  9. 9. Purdy’s Wharf and Emera Energy
  10. 10. Cost of Developing SWAC in Jamaica KEY FINANCIAL METRICS FOR MONTEGO BAY PROJECT: Phase I Required Investments: -Sponsors Equity (this round): US$2 MM -Project Finance:US$40-44 MM -Phase II Required Investments: -Project Finance: US$55-60 MM -Projected Levelized Cost of Power : 14-15 cents per kWh -Projected Rate of Return: 14-16%
  11. 11. Developmental Phases of Montego Bay SWAC project Prefeasibility - 3 months Feasibility - 6-12 months Bathymetry Study, Environmental Impact, Offtaker Demand Study, Permitting and Interconnection & Financing  Client Recruitment - 12 months to ongoing  Construction - 12 - 18 months  Commissioning and Burn In - 2-3 months  O&M and Expansion including possibly OTEC conversion - 30-50 Years
  12. 12. Cooling District Opportunities in Proximity to the Cayman Trench Jamaica, Cuba and Cayman all benefit from access to an inexhaustible source of cold deep sea water based on their proximity to the Cayman Trench. Undersea currents brought this extremely frigid water from the Artic thousands of years ago and the Trench has the regions coldest and hottest waters.

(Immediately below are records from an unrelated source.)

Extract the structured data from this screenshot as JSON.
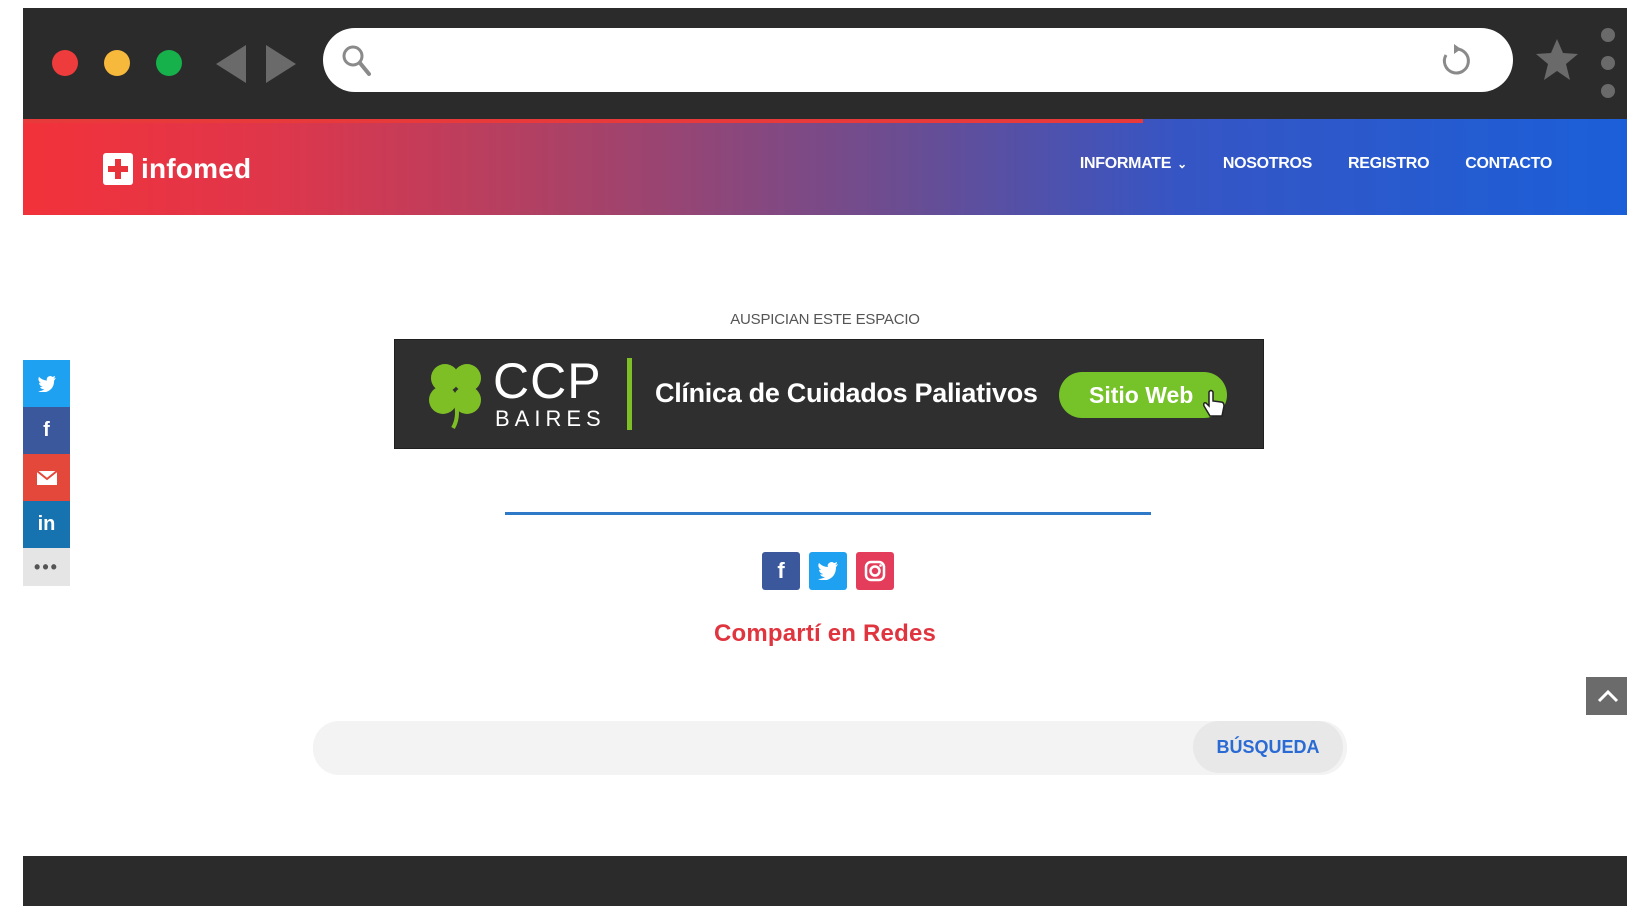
{
  "browser": {
    "url": "",
    "colors": {
      "chrome": "#2b2b2b",
      "close": "#ee3b3b",
      "minimize": "#f6b93b",
      "maximize": "#16b14b"
    }
  },
  "header": {
    "logo_text": "infomed",
    "nav": [
      {
        "label": "INFORMATE",
        "has_dropdown": true
      },
      {
        "label": "NOSOTROS"
      },
      {
        "label": "REGISTRO"
      },
      {
        "label": "CONTACTO"
      }
    ]
  },
  "sponsor": {
    "label": "AUSPICIAN ESTE ESPACIO",
    "brand": "CCP",
    "brand_sub": "BAIRES",
    "title": "Clínica de Cuidados Paliativos",
    "button": "Sitio Web"
  },
  "share": {
    "text": "Compartí en Redes",
    "icons": [
      "facebook-icon",
      "twitter-icon",
      "instagram-icon"
    ]
  },
  "search": {
    "placeholder": "",
    "button": "BÚSQUEDA"
  },
  "side_share": {
    "items": [
      "twitter",
      "facebook",
      "email",
      "linkedin",
      "more"
    ],
    "more_label": "•••"
  }
}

New Leaf Power and Bluerise have partnered to pioneer the development of this capital intensive infrastructure.
  13. 13. Cooling District Benefits: • Lower cooling costs • Predictable costs • No Noise Pollution • Reduced dependence on imported fuels which require foreign exchange • Significantly less CO2 emissions • Climate Change Mitigation • Reduced emission of ozone- depleting refrigerants • Supports protected agriculture and cold water fish farming • Supports innovative spa and recreational facilities like ice rinks and tropical ski slopes

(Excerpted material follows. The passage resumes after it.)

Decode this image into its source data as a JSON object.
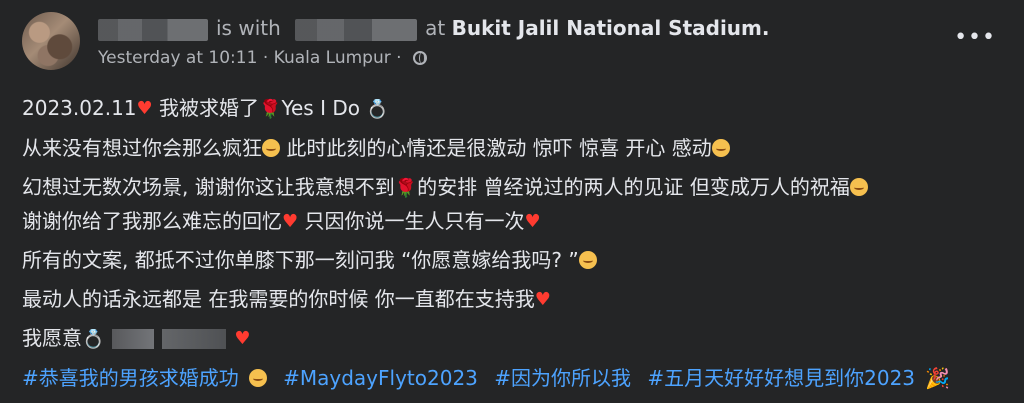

  14. 14. Thank you for listening Any Questions?
  15. 15. Contact Information for New Leaf Power: Robert Wright Brian Wright Managing Director New Projects Director Tel # (876) 313 5352 Tel # (876) 383 8307 Captain Allan Toppin Dr. Kirk Abbott Chief Operating Officer Chief Scientist Tel # (876) 298 5261 Tel # (876) 884 5528